Records for the task -
BEGIN

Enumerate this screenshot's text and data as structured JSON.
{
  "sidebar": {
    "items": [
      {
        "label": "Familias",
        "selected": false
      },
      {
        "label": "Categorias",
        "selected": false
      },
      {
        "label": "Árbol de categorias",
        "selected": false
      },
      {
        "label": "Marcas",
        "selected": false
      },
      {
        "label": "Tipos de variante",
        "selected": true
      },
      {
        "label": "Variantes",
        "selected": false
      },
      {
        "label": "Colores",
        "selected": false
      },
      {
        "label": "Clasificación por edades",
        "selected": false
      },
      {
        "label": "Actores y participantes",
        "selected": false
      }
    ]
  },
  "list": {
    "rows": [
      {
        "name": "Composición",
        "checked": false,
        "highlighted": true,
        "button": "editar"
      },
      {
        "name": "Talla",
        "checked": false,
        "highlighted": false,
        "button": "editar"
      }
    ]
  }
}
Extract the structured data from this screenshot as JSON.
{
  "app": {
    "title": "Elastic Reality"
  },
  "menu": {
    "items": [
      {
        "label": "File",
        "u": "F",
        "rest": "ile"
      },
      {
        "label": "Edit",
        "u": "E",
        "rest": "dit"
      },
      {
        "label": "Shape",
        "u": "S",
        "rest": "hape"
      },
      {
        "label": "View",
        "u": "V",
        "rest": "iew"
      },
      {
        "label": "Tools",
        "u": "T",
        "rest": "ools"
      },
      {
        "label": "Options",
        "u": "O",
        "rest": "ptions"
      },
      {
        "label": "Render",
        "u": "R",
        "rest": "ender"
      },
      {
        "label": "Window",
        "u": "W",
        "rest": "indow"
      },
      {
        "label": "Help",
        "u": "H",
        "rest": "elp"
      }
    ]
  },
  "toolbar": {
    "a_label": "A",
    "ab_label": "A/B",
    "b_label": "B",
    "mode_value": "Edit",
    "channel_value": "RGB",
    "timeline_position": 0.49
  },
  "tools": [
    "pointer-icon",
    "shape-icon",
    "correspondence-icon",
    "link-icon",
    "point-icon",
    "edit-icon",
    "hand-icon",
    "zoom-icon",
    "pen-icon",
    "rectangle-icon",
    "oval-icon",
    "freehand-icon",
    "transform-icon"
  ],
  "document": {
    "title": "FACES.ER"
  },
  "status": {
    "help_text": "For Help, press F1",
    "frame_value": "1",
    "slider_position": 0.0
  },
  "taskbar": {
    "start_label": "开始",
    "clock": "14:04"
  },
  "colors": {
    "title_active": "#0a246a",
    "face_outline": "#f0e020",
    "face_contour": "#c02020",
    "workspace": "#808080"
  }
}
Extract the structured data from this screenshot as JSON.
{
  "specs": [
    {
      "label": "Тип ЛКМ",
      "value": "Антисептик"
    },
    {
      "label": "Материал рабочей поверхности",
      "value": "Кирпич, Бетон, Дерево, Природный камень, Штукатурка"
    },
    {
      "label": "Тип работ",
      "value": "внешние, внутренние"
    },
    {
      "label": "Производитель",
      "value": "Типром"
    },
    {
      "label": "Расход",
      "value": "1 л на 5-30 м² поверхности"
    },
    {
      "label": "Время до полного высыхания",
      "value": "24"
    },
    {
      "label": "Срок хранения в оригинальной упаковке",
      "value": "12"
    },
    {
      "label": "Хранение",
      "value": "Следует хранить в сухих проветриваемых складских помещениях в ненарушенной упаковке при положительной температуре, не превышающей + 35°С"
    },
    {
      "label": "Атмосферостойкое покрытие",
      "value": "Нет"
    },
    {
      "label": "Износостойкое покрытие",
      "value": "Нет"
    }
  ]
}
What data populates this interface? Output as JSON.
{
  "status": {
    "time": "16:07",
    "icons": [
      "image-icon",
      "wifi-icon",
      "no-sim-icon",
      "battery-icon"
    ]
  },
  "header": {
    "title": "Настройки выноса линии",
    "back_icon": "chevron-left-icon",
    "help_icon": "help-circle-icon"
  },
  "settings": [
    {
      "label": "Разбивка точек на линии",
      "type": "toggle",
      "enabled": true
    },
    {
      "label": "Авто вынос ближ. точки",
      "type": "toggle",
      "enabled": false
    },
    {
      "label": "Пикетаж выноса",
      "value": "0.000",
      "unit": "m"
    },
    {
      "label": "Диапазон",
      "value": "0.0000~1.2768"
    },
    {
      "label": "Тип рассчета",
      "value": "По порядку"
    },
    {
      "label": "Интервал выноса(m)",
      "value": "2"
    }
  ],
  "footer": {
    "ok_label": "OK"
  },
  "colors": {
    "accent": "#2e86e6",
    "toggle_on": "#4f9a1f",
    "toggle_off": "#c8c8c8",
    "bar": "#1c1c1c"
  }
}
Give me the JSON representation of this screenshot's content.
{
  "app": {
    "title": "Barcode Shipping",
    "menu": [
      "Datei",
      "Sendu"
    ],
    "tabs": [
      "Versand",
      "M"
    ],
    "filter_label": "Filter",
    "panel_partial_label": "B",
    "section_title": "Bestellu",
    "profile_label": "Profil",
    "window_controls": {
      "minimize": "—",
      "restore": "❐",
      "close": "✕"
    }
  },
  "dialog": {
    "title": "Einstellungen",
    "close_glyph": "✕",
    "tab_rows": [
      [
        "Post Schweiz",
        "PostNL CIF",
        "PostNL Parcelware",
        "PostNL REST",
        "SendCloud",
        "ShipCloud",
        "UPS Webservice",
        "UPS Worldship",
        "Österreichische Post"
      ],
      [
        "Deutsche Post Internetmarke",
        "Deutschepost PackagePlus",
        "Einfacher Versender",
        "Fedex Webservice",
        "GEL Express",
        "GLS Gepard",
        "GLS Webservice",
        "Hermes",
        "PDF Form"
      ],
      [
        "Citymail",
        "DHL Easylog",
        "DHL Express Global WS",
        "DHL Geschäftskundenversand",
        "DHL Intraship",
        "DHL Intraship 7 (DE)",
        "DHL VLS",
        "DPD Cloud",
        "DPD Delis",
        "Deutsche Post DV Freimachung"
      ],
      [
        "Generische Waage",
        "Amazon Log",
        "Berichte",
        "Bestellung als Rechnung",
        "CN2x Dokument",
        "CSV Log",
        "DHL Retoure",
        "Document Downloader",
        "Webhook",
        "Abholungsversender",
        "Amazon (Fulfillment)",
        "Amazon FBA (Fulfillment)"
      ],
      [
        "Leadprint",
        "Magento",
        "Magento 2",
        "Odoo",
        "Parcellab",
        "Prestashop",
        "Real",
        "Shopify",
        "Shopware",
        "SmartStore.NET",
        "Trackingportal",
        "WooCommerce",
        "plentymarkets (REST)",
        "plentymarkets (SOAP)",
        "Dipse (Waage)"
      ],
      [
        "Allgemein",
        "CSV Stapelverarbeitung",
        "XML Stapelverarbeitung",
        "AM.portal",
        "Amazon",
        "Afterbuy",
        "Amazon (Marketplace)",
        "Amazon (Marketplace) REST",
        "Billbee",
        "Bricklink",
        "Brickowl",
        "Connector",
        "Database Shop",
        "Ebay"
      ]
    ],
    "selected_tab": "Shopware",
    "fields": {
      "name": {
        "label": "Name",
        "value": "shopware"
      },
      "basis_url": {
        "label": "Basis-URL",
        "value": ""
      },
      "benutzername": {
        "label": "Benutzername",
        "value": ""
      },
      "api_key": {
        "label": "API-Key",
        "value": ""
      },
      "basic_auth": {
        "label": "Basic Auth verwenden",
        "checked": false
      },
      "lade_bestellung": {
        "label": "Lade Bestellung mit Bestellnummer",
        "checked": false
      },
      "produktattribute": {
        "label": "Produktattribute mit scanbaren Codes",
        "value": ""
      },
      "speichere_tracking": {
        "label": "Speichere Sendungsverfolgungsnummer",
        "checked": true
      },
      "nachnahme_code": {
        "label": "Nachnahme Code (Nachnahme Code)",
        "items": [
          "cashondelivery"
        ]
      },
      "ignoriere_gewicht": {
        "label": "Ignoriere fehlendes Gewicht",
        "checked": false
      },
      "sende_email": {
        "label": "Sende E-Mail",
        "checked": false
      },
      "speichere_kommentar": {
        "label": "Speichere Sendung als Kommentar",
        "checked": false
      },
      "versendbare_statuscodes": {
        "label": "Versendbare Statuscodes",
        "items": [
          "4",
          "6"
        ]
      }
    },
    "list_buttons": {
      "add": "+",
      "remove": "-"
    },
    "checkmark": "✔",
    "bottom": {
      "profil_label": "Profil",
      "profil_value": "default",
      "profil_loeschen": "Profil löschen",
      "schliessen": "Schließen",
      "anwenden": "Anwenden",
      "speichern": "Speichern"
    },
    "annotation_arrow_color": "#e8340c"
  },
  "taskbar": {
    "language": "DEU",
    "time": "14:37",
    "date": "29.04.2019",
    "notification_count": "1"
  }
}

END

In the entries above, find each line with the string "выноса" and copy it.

    "title": "Настройки выноса линии",
      "label": "Пикетаж выноса",
      "label": "Интервал выноса(m)",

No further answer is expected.